─── EXCERPTED DATA ───

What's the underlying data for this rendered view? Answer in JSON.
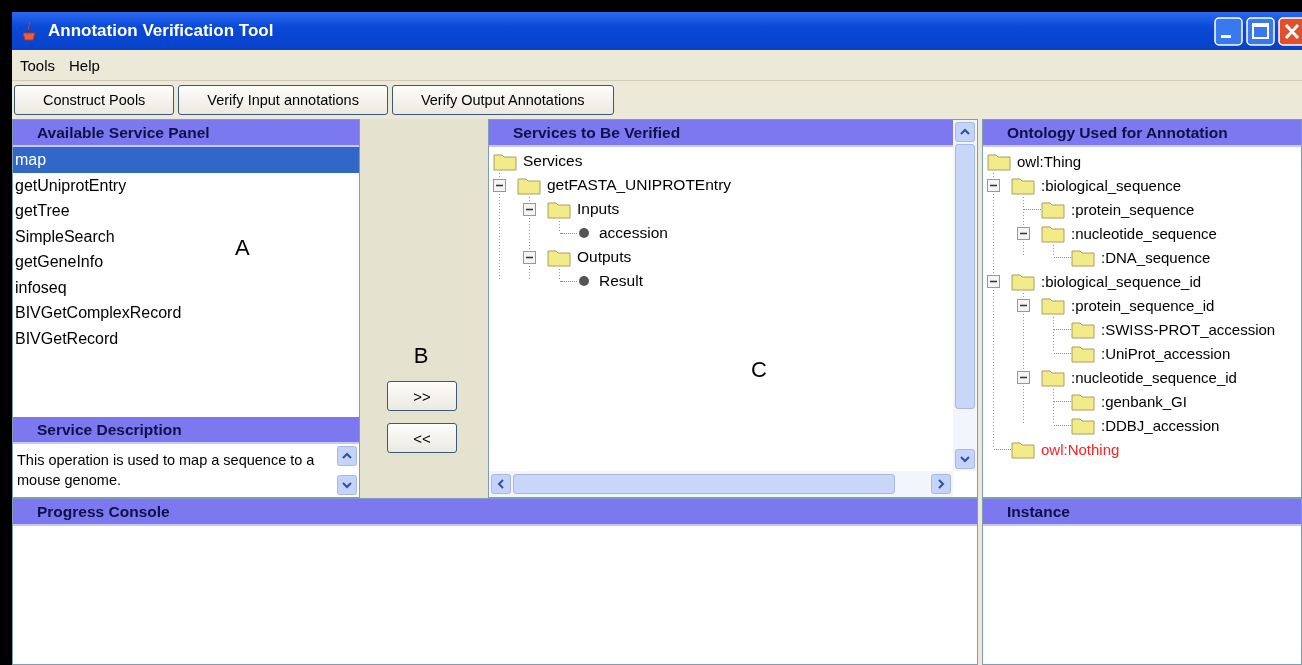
{
  "window": {
    "title": "Annotation Verification Tool"
  },
  "menu": [
    {
      "label": "Tools"
    },
    {
      "label": "Help"
    }
  ],
  "toolbar": [
    {
      "label": "Construct Pools"
    },
    {
      "label": "Verify Input annotations"
    },
    {
      "label": "Verify Output Annotations"
    }
  ],
  "available_service_panel": {
    "title": "Available Service Panel",
    "annotation": "A",
    "items": [
      {
        "label": "map",
        "selected": true
      },
      {
        "label": "getUniprotEntry",
        "selected": false
      },
      {
        "label": "getTree",
        "selected": false
      },
      {
        "label": "SimpleSearch",
        "selected": false
      },
      {
        "label": "getGeneInfo",
        "selected": false
      },
      {
        "label": "infoseq",
        "selected": false
      },
      {
        "label": "BIVGetComplexRecord",
        "selected": false
      },
      {
        "label": "BIVGetRecord",
        "selected": false
      }
    ]
  },
  "service_description": {
    "title": "Service Description",
    "text": "This operation is used to map a sequence to a mouse genome."
  },
  "transfer": {
    "annotation": "B",
    "buttons": [
      {
        "label": ">>"
      },
      {
        "label": "<<"
      }
    ]
  },
  "services_panel": {
    "title": "Services to Be Verified",
    "annotation": "C",
    "tree": {
      "label": "Services",
      "kind": "folder",
      "children": [
        {
          "label": "getFASTA_UNIPROTEntry",
          "kind": "folder",
          "expanded": true,
          "children": [
            {
              "label": "Inputs",
              "kind": "folder",
              "expanded": true,
              "children": [
                {
                  "label": "accession",
                  "kind": "leaf"
                }
              ]
            },
            {
              "label": "Outputs",
              "kind": "folder",
              "expanded": true,
              "children": [
                {
                  "label": "Result",
                  "kind": "leaf"
                }
              ]
            }
          ]
        }
      ]
    }
  },
  "ontology_panel": {
    "title": "Ontology Used for Annotation",
    "tree": {
      "label": "owl:Thing",
      "kind": "folder",
      "color": "#000000",
      "children": [
        {
          "label": ":biological_sequence",
          "kind": "folder",
          "color": "#000000",
          "expanded": true,
          "children": [
            {
              "label": ":protein_sequence",
              "kind": "folder",
              "color": "#000000"
            },
            {
              "label": ":nucleotide_sequence",
              "kind": "folder",
              "color": "#000000",
              "expanded": true,
              "children": [
                {
                  "label": ":DNA_sequence",
                  "kind": "folder",
                  "color": "#000000"
                }
              ]
            }
          ]
        },
        {
          "label": ":biological_sequence_id",
          "kind": "folder",
          "color": "#000000",
          "expanded": true,
          "children": [
            {
              "label": ":protein_sequence_id",
              "kind": "folder",
              "color": "#000000",
              "expanded": true,
              "children": [
                {
                  "label": ":SWISS-PROT_accession",
                  "kind": "folder",
                  "color": "#000000"
                },
                {
                  "label": ":UniProt_accession",
                  "kind": "folder",
                  "color": "#000000"
                }
              ]
            },
            {
              "label": ":nucleotide_sequence_id",
              "kind": "folder",
              "color": "#000000",
              "expanded": true,
              "children": [
                {
                  "label": ":genbank_GI",
                  "kind": "folder",
                  "color": "#000000"
                },
                {
                  "label": ":DDBJ_accession",
                  "kind": "folder",
                  "color": "#000000"
                }
              ]
            }
          ]
        },
        {
          "label": "owl:Nothing",
          "kind": "folder",
          "color": "#ff2020"
        }
      ]
    }
  },
  "progress_console": {
    "title": "Progress Console"
  },
  "instance_panel": {
    "title": "Instance"
  }
}
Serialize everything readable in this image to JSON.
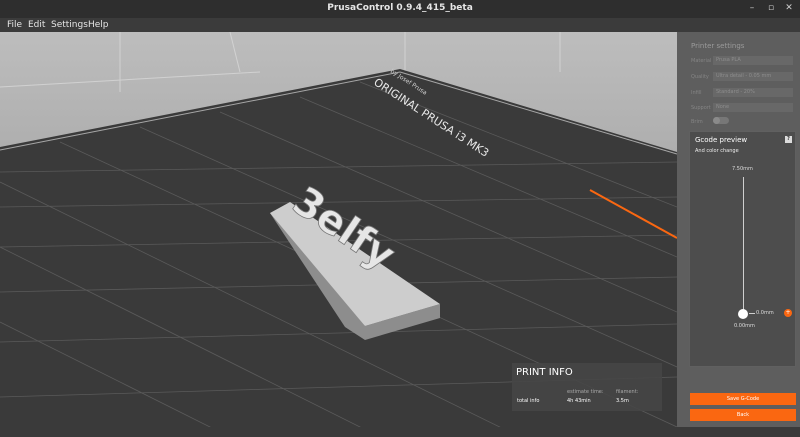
{
  "window": {
    "title": "PrusaControl 0.9.4_415_beta",
    "minimize": "–",
    "maximize": "▫",
    "close": "✕"
  },
  "menu": [
    "File",
    "Edit",
    "Settings",
    "Help"
  ],
  "viewport": {
    "bed_text_line1": "ORIGINAL PRUSA i3 MK3",
    "bed_text_line2": "by Josef Prusa",
    "model_text": "3elfy",
    "accent_color": "#fa6711",
    "grid_color": "#5a5a5a",
    "bed_color": "#3a3a3a"
  },
  "printer_settings": {
    "title": "Printer settings",
    "rows": [
      {
        "label": "Material",
        "value": "Prusa PLA"
      },
      {
        "label": "Quality",
        "value": "Ultra detail - 0.05 mm"
      },
      {
        "label": "Infill",
        "value": "Standard - 20%"
      },
      {
        "label": "Support",
        "value": "None"
      },
      {
        "label": "Brim",
        "value": ""
      }
    ]
  },
  "gcode_preview": {
    "title": "Gcode preview",
    "subtitle": "And color change",
    "help": "?",
    "top_value": "7.50mm",
    "current_layer": "0.0mm",
    "bottom_value": "0.00mm",
    "add_icon": "plus-icon"
  },
  "print_info": {
    "title": "PRINT INFO",
    "row_label": "total info",
    "col1_header": "estimate time:",
    "col1_value": "4h 43min",
    "col2_header": "filament:",
    "col2_value": "3.5m"
  },
  "buttons": {
    "save": "Save G-Code",
    "back": "Back"
  }
}
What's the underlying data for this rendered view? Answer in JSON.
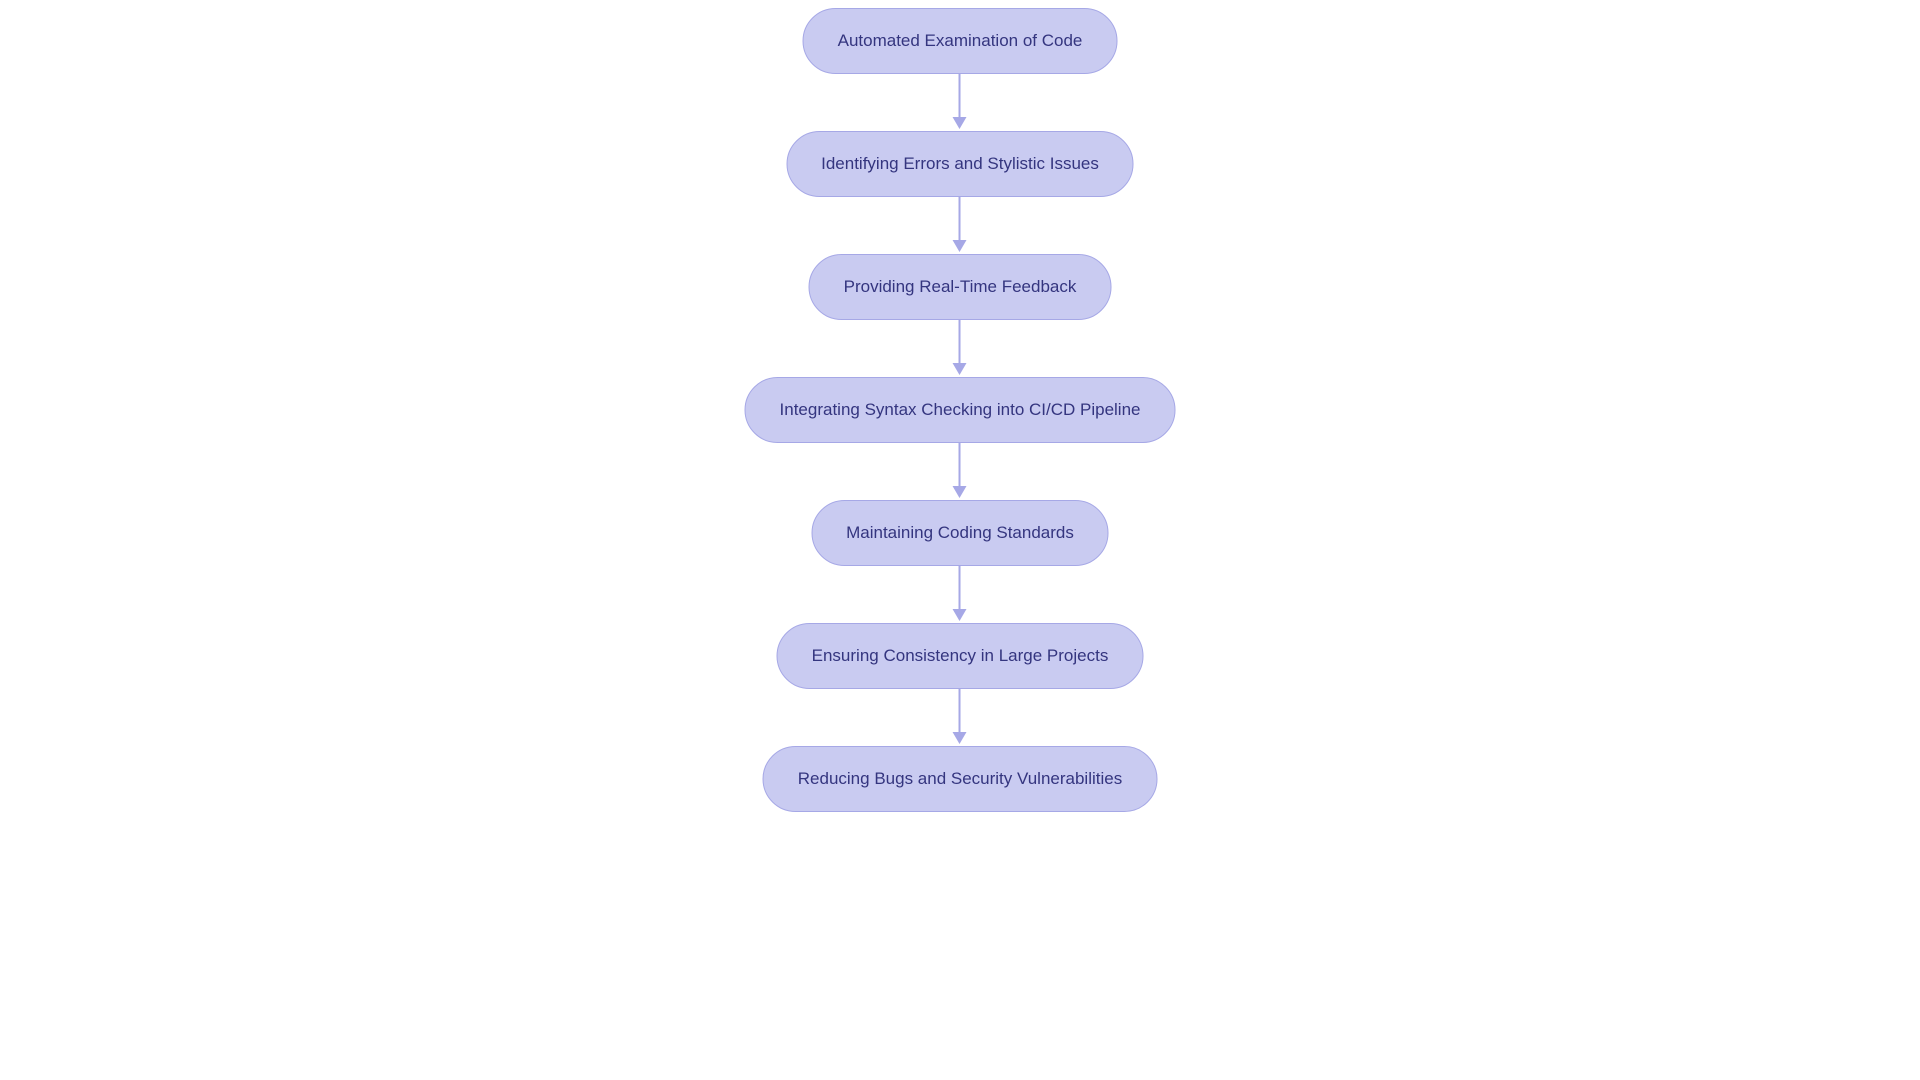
{
  "nodes": [
    {
      "label": "Automated Examination of Code"
    },
    {
      "label": "Identifying Errors and Stylistic Issues"
    },
    {
      "label": "Providing Real-Time Feedback"
    },
    {
      "label": "Integrating Syntax Checking into CI/CD Pipeline"
    },
    {
      "label": "Maintaining Coding Standards"
    },
    {
      "label": "Ensuring Consistency in Large Projects"
    },
    {
      "label": "Reducing Bugs and Security Vulnerabilities"
    }
  ],
  "colors": {
    "node_fill": "#c9cbf1",
    "node_border": "#a6a8e6",
    "node_text": "#34357f",
    "arrow": "#a6a8e6"
  }
}
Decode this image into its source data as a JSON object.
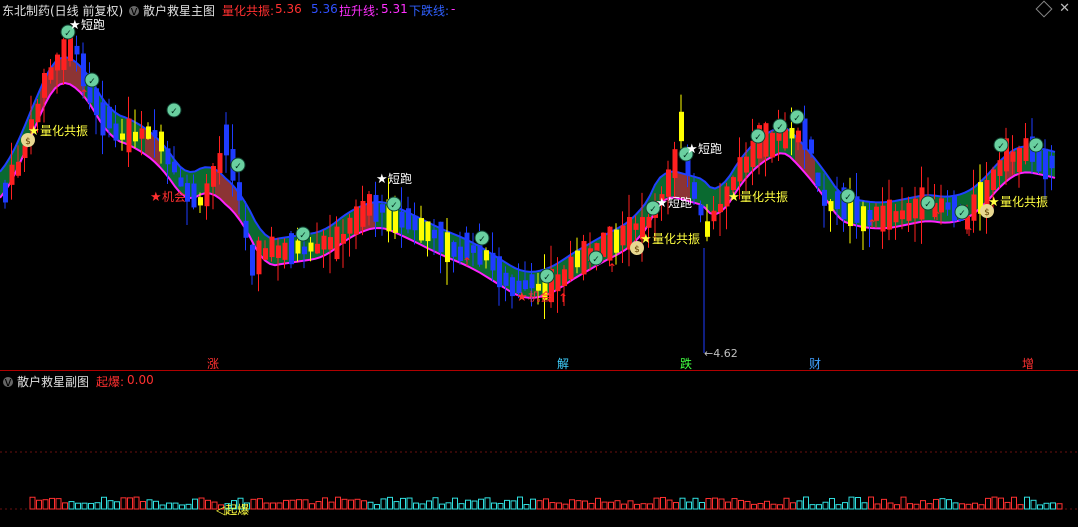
{
  "header": {
    "stock_title": "东北制药(日线 前复权)",
    "indicator_name": "散户救星主图",
    "lianghua_label": "量化共振:",
    "lianghua_value": "5.36",
    "second_value": "5.36",
    "lasheng_label": "拉升线:",
    "lasheng_value": "5.31",
    "xiadie_label": "下跌线:",
    "xiadie_value": "-"
  },
  "sub_header": {
    "indicator_name": "散户救星副图",
    "qibao_label": "起爆:",
    "qibao_value": "0.00"
  },
  "labels": {
    "lianghua": "量化共振",
    "duanpao": "短跑",
    "jihui": "机会",
    "qibao": "起爆",
    "min_price": "4.62"
  },
  "axis_markers": [
    {
      "text": "涨",
      "color": "#ff3030"
    },
    {
      "text": "解",
      "color": "#40d0ff"
    },
    {
      "text": "跌",
      "color": "#40ff40"
    },
    {
      "text": "财",
      "color": "#40a0ff"
    },
    {
      "text": "增",
      "color": "#ff3030"
    }
  ],
  "colors": {
    "up": "#ff2020",
    "down": "#1e3cff",
    "yellow": "#ffff00",
    "band_fill_green": "#0a6a30",
    "band_fill_red": "#8c3434",
    "upper_line": "#2040ff",
    "lower_line": "#ff20ff"
  },
  "icons": [
    "check-circle-icon",
    "money-bag-icon",
    "star-icon",
    "up-arrow-icon"
  ]
}
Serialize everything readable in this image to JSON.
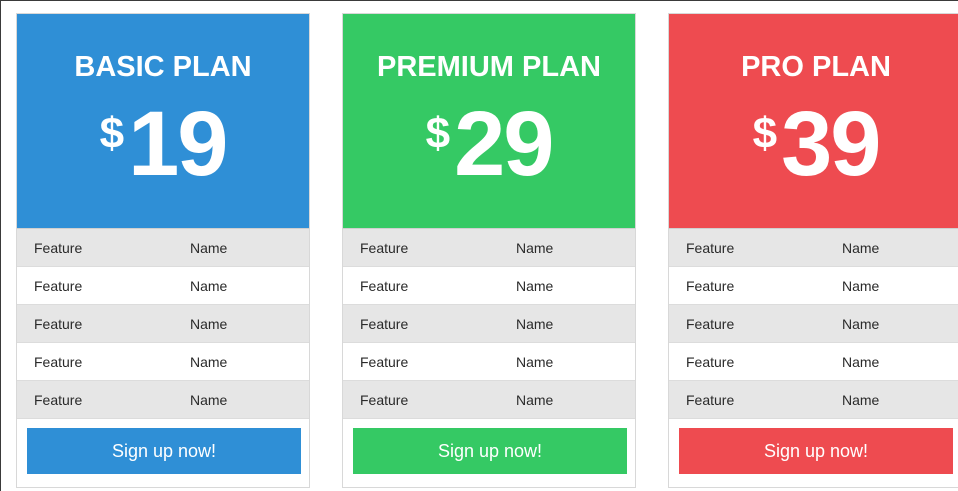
{
  "plans": [
    {
      "name": "BASIC PLAN",
      "currency": "$",
      "amount": "19",
      "color": "#2f8fd6",
      "features": [
        {
          "label": "Feature",
          "value": "Name"
        },
        {
          "label": "Feature",
          "value": "Name"
        },
        {
          "label": "Feature",
          "value": "Name"
        },
        {
          "label": "Feature",
          "value": "Name"
        },
        {
          "label": "Feature",
          "value": "Name"
        }
      ],
      "cta": "Sign up now!"
    },
    {
      "name": "PREMIUM PLAN",
      "currency": "$",
      "amount": "29",
      "color": "#35c964",
      "features": [
        {
          "label": "Feature",
          "value": "Name"
        },
        {
          "label": "Feature",
          "value": "Name"
        },
        {
          "label": "Feature",
          "value": "Name"
        },
        {
          "label": "Feature",
          "value": "Name"
        },
        {
          "label": "Feature",
          "value": "Name"
        }
      ],
      "cta": "Sign up now!"
    },
    {
      "name": "PRO PLAN",
      "currency": "$",
      "amount": "39",
      "color": "#ee4b50",
      "features": [
        {
          "label": "Feature",
          "value": "Name"
        },
        {
          "label": "Feature",
          "value": "Name"
        },
        {
          "label": "Feature",
          "value": "Name"
        },
        {
          "label": "Feature",
          "value": "Name"
        },
        {
          "label": "Feature",
          "value": "Name"
        }
      ],
      "cta": "Sign up now!"
    }
  ]
}
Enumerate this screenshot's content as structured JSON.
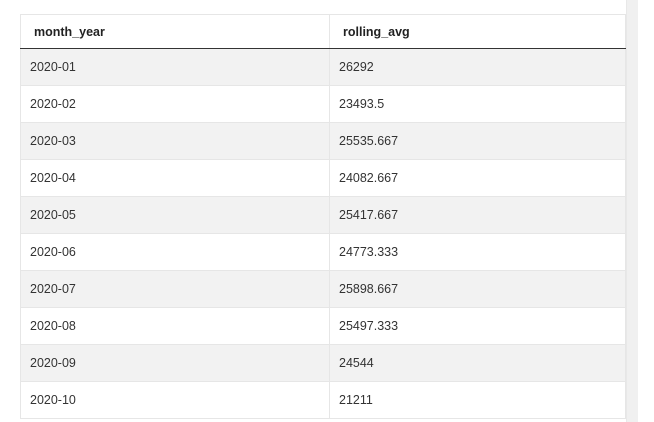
{
  "table": {
    "columns": [
      "month_year",
      "rolling_avg"
    ],
    "rows": [
      [
        "2020-01",
        "26292"
      ],
      [
        "2020-02",
        "23493.5"
      ],
      [
        "2020-03",
        "25535.667"
      ],
      [
        "2020-04",
        "24082.667"
      ],
      [
        "2020-05",
        "25417.667"
      ],
      [
        "2020-06",
        "24773.333"
      ],
      [
        "2020-07",
        "25898.667"
      ],
      [
        "2020-08",
        "25497.333"
      ],
      [
        "2020-09",
        "24544"
      ],
      [
        "2020-10",
        "21211"
      ]
    ]
  },
  "colors": {
    "stripe": "#f2f2f2",
    "header_rule": "#333333",
    "cell_border": "#e6e6e6"
  }
}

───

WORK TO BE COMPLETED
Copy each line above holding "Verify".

EXERCISE OUTPUT
      "label": "Verify Input annotations"
      "label": "Verify Output Annotations"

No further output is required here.